The Web-based Defence Online Campus is an integrated learning management system, learning content management system and basic content-creation tool. The software is supported on a centralized IT server and operates within the Defence Restricted Network, a WAN available to nearly all ADO personnel.

The learning management software comes from Thinq Learning Solutions, a Baltimore-based company acquired by Saba Software Inc. in 2005. An application called OutStart Evolution from Boston-based OutStart Inc. provides both the learning content management and content-creation functionality.

The team chose these vendors because they met more of those 700 requirements than the other finalists, and the software companies had experience working with the U.S. military, says Dane Buchardt, deputy director of Australia's Directorate of Flexible Learning Solutions.

Today, the Defence Online Campus offers about 150 e-learning courses. In fact, it's one of the largest nonacademic e-learning system implementations in Australia. The ADO's approach is to follow some of the best practices seen in the private sector, particularly among companies in the U.S., where e-learning has a stronger foothold than it does in other parts of the world, says Claire Schooley, an analyst at Forrester Research Inc. in Cambridge, Mass.

"This is a growing trend worldwide, as learning becomes something that all organizations have to be active in for [competitive] reasons," Schooley adds.

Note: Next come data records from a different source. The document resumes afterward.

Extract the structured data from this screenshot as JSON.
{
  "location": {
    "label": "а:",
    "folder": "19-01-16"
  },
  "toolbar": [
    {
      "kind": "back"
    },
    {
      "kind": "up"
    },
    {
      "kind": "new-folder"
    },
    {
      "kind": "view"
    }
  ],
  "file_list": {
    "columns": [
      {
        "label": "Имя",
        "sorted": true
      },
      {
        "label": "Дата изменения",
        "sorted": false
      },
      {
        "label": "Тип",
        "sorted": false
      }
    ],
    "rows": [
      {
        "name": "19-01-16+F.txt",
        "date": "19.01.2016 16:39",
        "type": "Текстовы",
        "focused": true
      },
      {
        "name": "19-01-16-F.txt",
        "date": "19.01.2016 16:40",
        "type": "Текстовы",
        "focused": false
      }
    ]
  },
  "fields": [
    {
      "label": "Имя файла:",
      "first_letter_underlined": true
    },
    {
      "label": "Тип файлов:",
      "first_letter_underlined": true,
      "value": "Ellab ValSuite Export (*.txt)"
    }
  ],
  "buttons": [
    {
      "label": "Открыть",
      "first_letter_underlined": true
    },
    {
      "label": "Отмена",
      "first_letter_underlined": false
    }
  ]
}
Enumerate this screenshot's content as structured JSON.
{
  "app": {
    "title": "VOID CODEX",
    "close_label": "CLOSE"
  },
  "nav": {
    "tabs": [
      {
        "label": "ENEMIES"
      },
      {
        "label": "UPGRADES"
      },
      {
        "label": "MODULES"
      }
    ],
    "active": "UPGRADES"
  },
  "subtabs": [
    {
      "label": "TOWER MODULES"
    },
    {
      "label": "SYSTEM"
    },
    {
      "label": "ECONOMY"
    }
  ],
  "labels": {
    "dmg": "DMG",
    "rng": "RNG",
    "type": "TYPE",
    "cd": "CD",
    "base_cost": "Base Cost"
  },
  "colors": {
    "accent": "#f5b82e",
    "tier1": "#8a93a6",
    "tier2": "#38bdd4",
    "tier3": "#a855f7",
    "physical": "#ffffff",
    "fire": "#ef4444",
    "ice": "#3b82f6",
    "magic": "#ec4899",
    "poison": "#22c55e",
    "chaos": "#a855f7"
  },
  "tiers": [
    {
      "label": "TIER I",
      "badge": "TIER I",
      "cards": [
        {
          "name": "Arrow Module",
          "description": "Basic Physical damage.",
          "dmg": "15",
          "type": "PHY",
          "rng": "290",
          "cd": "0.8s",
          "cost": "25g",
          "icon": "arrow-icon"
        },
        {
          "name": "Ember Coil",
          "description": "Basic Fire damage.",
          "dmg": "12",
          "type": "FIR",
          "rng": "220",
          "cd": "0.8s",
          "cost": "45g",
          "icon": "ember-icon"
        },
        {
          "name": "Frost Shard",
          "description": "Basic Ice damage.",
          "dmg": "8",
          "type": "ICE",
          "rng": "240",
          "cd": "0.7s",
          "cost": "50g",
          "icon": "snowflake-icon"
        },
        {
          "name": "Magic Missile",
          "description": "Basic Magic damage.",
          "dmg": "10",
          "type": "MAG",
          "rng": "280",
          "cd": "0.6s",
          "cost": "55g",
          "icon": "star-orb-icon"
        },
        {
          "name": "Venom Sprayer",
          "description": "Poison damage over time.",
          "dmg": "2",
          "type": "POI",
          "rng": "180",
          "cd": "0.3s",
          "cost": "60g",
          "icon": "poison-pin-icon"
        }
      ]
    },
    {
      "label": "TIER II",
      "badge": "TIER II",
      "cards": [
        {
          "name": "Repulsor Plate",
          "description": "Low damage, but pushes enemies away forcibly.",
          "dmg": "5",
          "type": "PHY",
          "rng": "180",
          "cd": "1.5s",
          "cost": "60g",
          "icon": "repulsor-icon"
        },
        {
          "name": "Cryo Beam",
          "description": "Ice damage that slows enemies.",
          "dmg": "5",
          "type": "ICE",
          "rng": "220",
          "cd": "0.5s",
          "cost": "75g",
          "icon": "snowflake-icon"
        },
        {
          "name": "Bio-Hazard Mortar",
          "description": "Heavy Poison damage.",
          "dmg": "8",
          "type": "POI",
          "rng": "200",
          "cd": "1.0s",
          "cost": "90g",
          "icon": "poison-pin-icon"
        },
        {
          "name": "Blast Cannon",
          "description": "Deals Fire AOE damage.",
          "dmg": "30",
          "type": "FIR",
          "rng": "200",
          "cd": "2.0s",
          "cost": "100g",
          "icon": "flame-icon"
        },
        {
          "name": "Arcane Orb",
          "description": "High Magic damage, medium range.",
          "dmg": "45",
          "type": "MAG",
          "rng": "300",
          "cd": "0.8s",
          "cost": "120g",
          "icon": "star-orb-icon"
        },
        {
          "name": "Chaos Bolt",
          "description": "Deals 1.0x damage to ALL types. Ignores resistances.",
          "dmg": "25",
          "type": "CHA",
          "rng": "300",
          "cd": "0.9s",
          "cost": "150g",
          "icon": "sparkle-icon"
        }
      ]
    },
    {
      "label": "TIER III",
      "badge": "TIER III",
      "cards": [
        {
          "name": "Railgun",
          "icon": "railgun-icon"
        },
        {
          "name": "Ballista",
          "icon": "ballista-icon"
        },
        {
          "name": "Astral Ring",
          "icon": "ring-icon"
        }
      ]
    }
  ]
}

The ADO is already seeing cost savings and other benefits. Horder, for instance, now offers an eight-hour United Nations course to personnel via the online system. About 500 people have taken the online course since last July. The cost? Only $100,000, the price of the contract to develop the e-learning content, Horder says. It would have cost $750,000 to train that many people in face-to-face sessions.

The system's benefits aren't just financial. William Monfries, a colonel of education and training systems at the Army Headquarters Training Command, says trainers and students have "much more varied access and therefore flexibility." He says that if soldiers can access course work on their own time, with minimal disruption to their jobs, "that's an immediate return."

Given these successes and endorsements, MacDonald says the objective today is to grow the system. He wants to see more interactive programming and more functionality in addition to more training offered in synchronous ways, such as in virtual classrooms.

Pratt is a Computerworld contributing writer in Waltham, Mass. Contact her at marykpratt@verizon.net.

Copyright © 2007 IDG Communications, Inc.

7 inconvenient truths about the hybrid work trend
 
Shop Tech Products at Amazon